Have a favorite fairy-tale character? Maybe Little Red Riding Hood, Jack of “Jack and the Beanstalk,” Snow White, Cinderella or Sleeping Beauty? All these and more star in “Into the Woods,” a Next Stage production of Scottsdale Desert Stages Theatre, running Friday, July 8 through Sunday, Aug. 7.

“Into the Woods” may not be the fairy tale one expects. This new story is a darker tale of wishes: A baker and his wife wish to have a child, Cinderella wishes to attend the king’s festival and Jack wishes his cow would give milk. The baker and his wife set off on a journey into the woods to break the witch’s curse (the reason for their childlessness), and everyone’s wishes are granted. But at what price?

The show is directed by Lisa Barton-Figueroa. No stranger to Desert Stages, she first stepped onto its stage at age 10. After earning a bachelor’s degree in theater from the University of Tampa and a master’s in educational theater from New York University, she returned to the Valley and has since directed numerous productions for Desert Stages.

“’Into The Woods’ is a classic piece of theater with difficult music,” Barton-Figueroa says. With book by James Lapine and music and lyrics by Stephen Sondheim, the Tony Award-winning show opened on Broadway in 1987 and has since been produced by several Valley theaters. (The show was also adapted into a 2014 feature film with a star-studded cast including Meryl Streep, Emily Blunt, James Corden, Anna Kendrick and Johnny Depp. The film earned three Academy Award nominations.)

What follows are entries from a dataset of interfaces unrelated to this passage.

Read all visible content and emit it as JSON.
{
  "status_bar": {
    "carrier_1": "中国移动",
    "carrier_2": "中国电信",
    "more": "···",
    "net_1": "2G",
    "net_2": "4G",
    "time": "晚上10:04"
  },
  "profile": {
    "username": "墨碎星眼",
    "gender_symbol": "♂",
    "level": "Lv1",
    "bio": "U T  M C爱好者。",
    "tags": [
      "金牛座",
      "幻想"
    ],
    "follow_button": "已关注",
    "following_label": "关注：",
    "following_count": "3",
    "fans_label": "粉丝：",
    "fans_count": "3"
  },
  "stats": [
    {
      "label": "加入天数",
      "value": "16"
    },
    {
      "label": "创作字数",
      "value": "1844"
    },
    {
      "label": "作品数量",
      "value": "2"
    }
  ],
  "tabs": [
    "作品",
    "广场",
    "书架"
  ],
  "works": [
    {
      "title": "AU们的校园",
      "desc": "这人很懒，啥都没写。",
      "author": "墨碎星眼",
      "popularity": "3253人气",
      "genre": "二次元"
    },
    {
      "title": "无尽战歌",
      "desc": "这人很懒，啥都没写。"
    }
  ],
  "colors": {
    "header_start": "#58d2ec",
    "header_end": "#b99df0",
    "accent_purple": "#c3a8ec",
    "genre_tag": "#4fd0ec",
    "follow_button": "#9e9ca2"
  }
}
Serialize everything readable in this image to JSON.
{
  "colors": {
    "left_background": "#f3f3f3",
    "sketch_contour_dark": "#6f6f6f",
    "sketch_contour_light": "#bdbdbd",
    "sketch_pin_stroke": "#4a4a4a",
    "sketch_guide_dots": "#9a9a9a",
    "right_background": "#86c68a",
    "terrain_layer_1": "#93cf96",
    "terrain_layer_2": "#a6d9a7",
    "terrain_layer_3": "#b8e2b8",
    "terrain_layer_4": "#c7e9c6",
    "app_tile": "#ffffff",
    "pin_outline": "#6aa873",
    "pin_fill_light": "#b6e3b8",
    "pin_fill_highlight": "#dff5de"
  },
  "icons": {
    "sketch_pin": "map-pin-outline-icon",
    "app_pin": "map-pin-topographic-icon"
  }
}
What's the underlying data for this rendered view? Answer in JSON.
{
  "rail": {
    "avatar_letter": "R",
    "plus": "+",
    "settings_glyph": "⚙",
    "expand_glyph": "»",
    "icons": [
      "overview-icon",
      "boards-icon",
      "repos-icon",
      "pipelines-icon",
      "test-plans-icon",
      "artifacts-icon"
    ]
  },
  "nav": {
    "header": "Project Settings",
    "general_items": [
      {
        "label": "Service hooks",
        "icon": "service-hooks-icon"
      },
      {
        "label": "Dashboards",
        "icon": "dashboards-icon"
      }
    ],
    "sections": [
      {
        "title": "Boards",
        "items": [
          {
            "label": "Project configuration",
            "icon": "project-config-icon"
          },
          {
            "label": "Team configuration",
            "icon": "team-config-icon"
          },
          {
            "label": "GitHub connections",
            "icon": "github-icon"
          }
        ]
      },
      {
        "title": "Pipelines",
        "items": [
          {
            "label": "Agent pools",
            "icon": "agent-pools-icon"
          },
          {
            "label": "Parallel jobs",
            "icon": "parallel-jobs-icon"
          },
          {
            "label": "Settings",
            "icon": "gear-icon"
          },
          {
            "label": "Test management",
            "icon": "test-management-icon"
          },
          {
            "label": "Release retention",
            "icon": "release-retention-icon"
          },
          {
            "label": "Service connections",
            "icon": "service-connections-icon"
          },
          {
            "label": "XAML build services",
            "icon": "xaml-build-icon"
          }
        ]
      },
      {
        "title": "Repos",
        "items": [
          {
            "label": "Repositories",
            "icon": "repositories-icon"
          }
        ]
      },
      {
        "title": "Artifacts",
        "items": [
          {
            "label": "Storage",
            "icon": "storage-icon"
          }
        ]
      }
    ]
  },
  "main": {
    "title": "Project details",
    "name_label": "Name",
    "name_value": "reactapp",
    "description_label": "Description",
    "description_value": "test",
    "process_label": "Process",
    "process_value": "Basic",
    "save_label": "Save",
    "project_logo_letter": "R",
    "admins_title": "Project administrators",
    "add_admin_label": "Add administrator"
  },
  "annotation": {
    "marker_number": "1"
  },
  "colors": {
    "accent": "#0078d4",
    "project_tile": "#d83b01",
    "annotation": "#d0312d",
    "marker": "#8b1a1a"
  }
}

So what’s different this time?

“One of the things that will make our version of ‘Into the Woods’ unique is our performance space,” says Barton-Figueroa. Desert Stages is a theater-in-the-round, which means that the audience sits on all four sides of the stage.

“The entire story of ‘Into the Woods’ revolves around characters in search of something, and they get lost in the woods trying to find it,” she explains. “They become turned around, twisted, and some of them even lose sight of what they are after. The theater-in-the-round lets the audience experience the woods with the characters. They are truly a part of the journey.”

A few characters have been “double cast.” For example, on Friday evenings and Saturday matinees, Alyssa Granger, who will be a sophomore at Hamilton High School in Chandler this fall, plays Little Red. On Saturday evenings and Sunday matinees, the part is played by 17-year-old Allison Steward, a senior at Arcadia High School. Double casting allows multiple actors the opportunity to work on the show.

Barton-Figueroa notes that her cast ranges in age from 14 to 20, and she says they have worked incredibly hard.

“When you think of fairy tales, you think about happy endings and Disney movies,” she adds. “These teenagers are creating characters all in search of an ‘ever after,’ and are finding that the journey to ever after is often long and very difficult.”

Desert Stages recommends this show for all ages, although there are some dark themes, including murder and revenge.

If you go: July 8-Aug. 7; 7:30 p.m. Fridays, 2 p.m. and 7:30 p.m. Saturdays, 2 p.m. Sundays. Scottsdale Desert Stages Theatre, 4720 N. Scottsdale Road, Scottsdale. $18. 480-483-1664 or